Considering that you have your Dropbox installed head over to System Preferences> Security & Privacy>Accessibility tab. Now have you noticed the “lock” icon circled on the image, does this really mean that you have given permission for the app earlier to control the computer? The folks at applehelpwriter who tried this out say that Dropbox has never asked them for the access control yet somehow it has control over the computer.


As detailed out, in the next step just try revoking the permission and see if it really works. Go to the “padlock” symbol and uncheck the tick box. This is expected to revoke Dropbox permission to access your Mac. Now try logging out and logging in again, also try restarting the Dropbox app. Now go the System Preferences and behold, you will be surprised to see that Dropbox would have eventually appeared back in the list.

The most intriguing part here is how could Dropbox gain access without going through the usual protocol of asking permission from the users and what exactly does the term “taking control” means in this context. By taking control the app will reportedly have complete access (via the accessibility) to your computer and can do any of the operations including click buttons, menus, launch apps and deleting files. By now you might have realized that this is a fatal threat that can be executed by attackers.

That said, there have been no untoward incidents reported wherein Dropbox was at fault but again Dropbox still has the control over your machine and it also means that the app has overridden users and Apple’s security preferences without consent. The possibility of Dropbox storing your Admin password in its own caches or giving itself complete root privileges cannot be ruled out.

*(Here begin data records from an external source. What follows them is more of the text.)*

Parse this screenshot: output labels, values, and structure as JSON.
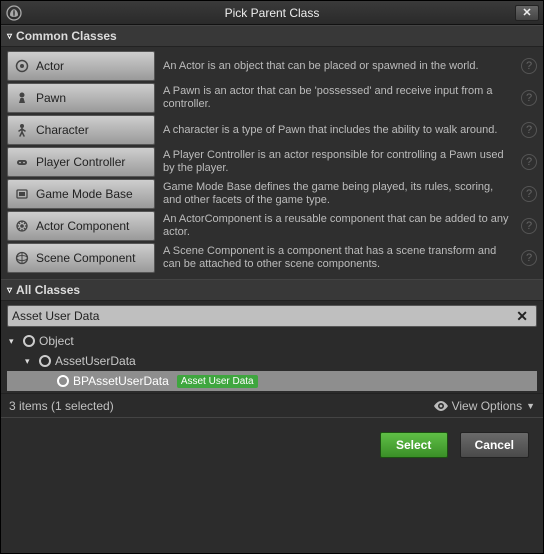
{
  "dialog": {
    "title": "Pick Parent Class"
  },
  "sections": {
    "common": "Common Classes",
    "all": "All Classes"
  },
  "common": [
    {
      "key": "actor",
      "label": "Actor",
      "desc": "An Actor is an object that can be placed or spawned in the world."
    },
    {
      "key": "pawn",
      "label": "Pawn",
      "desc": "A Pawn is an actor that can be 'possessed' and receive input from a controller."
    },
    {
      "key": "character",
      "label": "Character",
      "desc": "A character is a type of Pawn that includes the ability to walk around."
    },
    {
      "key": "playercontroller",
      "label": "Player Controller",
      "desc": "A Player Controller is an actor responsible for controlling a Pawn used by the player."
    },
    {
      "key": "gamemodebase",
      "label": "Game Mode Base",
      "desc": "Game Mode Base defines the game being played, its rules, scoring, and other facets of the game type."
    },
    {
      "key": "actorcomponent",
      "label": "Actor Component",
      "desc": "An ActorComponent is a reusable component that can be added to any actor."
    },
    {
      "key": "scenecomponent",
      "label": "Scene Component",
      "desc": "A Scene Component is a component that has a scene transform and can be attached to other scene components."
    }
  ],
  "search": {
    "value": "Asset User Data"
  },
  "tree": {
    "rows": [
      {
        "indent": 0,
        "expander": "▾",
        "label": "Object"
      },
      {
        "indent": 1,
        "expander": "▾",
        "label": "AssetUserData"
      },
      {
        "indent": 2,
        "expander": "",
        "label": "BPAssetUserData",
        "native": "Asset User Data",
        "selected": true
      }
    ]
  },
  "status": {
    "text": "3 items (1 selected)",
    "viewopts": "View Options"
  },
  "footer": {
    "select": "Select",
    "cancel": "Cancel"
  }
}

In order to deny the permissions for Dropbox, you need to re-install it and again when it asks you to enter computer admin password for Dropbox to work properly, hit cancel. Now it might be a pain canceling the dialog box every time it appears but it’s better than a root access to your Mac. The bottom line, don’t trust the apps blindly always be sure of what permissions you have granted for the app.

Update: Dropbox has finally responded to the accusation and completely rejected the claims of any wrongdoing. This is what a Dropbox spokesperson had to say:

Dropbox, like other apps, requires additional permissions to enable certain features and integrations. The operating system on a user’s device may ask them to input their password to confirm. Dropbox never sees or receives these passwords. Reports of Dropbox spoofing interfaces, or capturing system passwords are absolutely false. We realize that we can do a better job communicating how these permissions are used, and we’re working on improving this.

Was this article helpful?